[Opening DATA TO PROCESS section]

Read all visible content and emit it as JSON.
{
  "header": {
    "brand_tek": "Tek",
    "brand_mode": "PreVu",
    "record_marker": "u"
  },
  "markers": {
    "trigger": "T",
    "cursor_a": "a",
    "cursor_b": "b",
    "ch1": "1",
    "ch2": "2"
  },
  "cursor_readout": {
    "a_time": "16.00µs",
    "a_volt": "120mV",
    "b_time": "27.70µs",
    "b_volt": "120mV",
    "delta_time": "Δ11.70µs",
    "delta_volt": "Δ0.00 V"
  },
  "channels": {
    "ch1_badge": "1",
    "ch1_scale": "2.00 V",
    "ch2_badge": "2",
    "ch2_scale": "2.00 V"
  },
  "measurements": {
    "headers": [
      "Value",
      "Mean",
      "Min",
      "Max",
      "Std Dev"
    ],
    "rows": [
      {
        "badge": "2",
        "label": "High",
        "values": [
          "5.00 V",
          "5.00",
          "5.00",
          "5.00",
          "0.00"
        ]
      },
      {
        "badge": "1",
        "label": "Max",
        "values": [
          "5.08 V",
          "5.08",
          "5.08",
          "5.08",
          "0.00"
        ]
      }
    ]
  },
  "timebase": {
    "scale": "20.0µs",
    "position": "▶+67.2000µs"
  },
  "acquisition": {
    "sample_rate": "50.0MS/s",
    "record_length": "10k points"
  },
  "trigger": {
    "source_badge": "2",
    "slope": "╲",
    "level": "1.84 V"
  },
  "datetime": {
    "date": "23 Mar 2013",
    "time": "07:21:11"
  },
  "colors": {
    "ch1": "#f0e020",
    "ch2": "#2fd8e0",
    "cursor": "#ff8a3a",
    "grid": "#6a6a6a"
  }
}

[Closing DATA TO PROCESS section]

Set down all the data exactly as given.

RESULT OF THIS EXERCISE >>
Read all visible content and emit it as JSON.
{
  "header": {
    "brand_tek": "Tek",
    "brand_mode": "PreVu",
    "record_marker": "u"
  },
  "markers": {
    "trigger": "T",
    "cursor_a": "a",
    "cursor_b": "b",
    "ch1": "1",
    "ch2": "2"
  },
  "cursor_readout": {
    "a_time": "16.00µs",
    "a_volt": "120mV",
    "b_time": "27.70µs",
    "b_volt": "120mV",
    "delta_time": "Δ11.70µs",
    "delta_volt": "Δ0.00 V"
  },
  "channels": {
    "ch1_badge": "1",
    "ch1_scale": "2.00 V",
    "ch2_badge": "2",
    "ch2_scale": "2.00 V"
  },
  "measurements": {
    "headers": [
      "Value",
      "Mean",
      "Min",
      "Max",
      "Std Dev"
    ],
    "rows": [
      {
        "badge": "2",
        "label": "High",
        "values": [
          "5.00 V",
          "5.00",
          "5.00",
          "5.00",
          "0.00"
        ]
      },
      {
        "badge": "1",
        "label": "Max",
        "values": [
          "5.08 V",
          "5.08",
          "5.08",
          "5.08",
          "0.00"
        ]
      }
    ]
  },
  "timebase": {
    "scale": "20.0µs",
    "position": "▶+67.2000µs"
  },
  "acquisition": {
    "sample_rate": "50.0MS/s",
    "record_length": "10k points"
  },
  "trigger": {
    "source_badge": "2",
    "slope": "╲",
    "level": "1.84 V"
  },
  "datetime": {
    "date": "23 Mar 2013",
    "time": "07:21:11"
  },
  "colors": {
    "ch1": "#f0e020",
    "ch2": "#2fd8e0",
    "cursor": "#ff8a3a",
    "grid": "#6a6a6a"
  }
}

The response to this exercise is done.